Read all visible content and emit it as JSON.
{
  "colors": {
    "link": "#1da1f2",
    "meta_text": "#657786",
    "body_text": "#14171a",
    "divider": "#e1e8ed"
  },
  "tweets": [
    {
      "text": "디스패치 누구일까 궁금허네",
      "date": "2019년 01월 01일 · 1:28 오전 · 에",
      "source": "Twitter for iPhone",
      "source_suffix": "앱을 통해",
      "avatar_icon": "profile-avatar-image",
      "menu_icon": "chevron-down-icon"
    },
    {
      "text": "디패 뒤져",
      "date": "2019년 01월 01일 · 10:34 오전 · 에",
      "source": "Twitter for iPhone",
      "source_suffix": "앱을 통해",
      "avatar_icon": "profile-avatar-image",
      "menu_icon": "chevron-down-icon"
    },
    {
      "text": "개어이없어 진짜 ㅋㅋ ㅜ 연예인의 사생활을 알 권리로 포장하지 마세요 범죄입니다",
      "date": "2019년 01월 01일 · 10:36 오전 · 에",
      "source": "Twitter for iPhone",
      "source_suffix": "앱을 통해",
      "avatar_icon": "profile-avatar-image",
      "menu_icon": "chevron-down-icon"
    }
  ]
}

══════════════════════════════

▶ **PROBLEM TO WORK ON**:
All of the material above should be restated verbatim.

▶ **EXERCISE ANSWER**:
Read all visible content and emit it as JSON.
{
  "colors": {
    "link": "#1da1f2",
    "meta_text": "#657786",
    "body_text": "#14171a",
    "divider": "#e1e8ed"
  },
  "tweets": [
    {
      "text": "디스패치 누구일까 궁금허네",
      "date": "2019년 01월 01일 · 1:28 오전 · 에",
      "source": "Twitter for iPhone",
      "source_suffix": "앱을 통해",
      "avatar_icon": "profile-avatar-image",
      "menu_icon": "chevron-down-icon"
    },
    {
      "text": "디패 뒤져",
      "date": "2019년 01월 01일 · 10:34 오전 · 에",
      "source": "Twitter for iPhone",
      "source_suffix": "앱을 통해",
      "avatar_icon": "profile-avatar-image",
      "menu_icon": "chevron-down-icon"
    },
    {
      "text": "개어이없어 진짜 ㅋㅋ ㅜ 연예인의 사생활을 알 권리로 포장하지 마세요 범죄입니다",
      "date": "2019년 01월 01일 · 10:36 오전 · 에",
      "source": "Twitter for iPhone",
      "source_suffix": "앱을 통해",
      "avatar_icon": "profile-avatar-image",
      "menu_icon": "chevron-down-icon"
    }
  ]
}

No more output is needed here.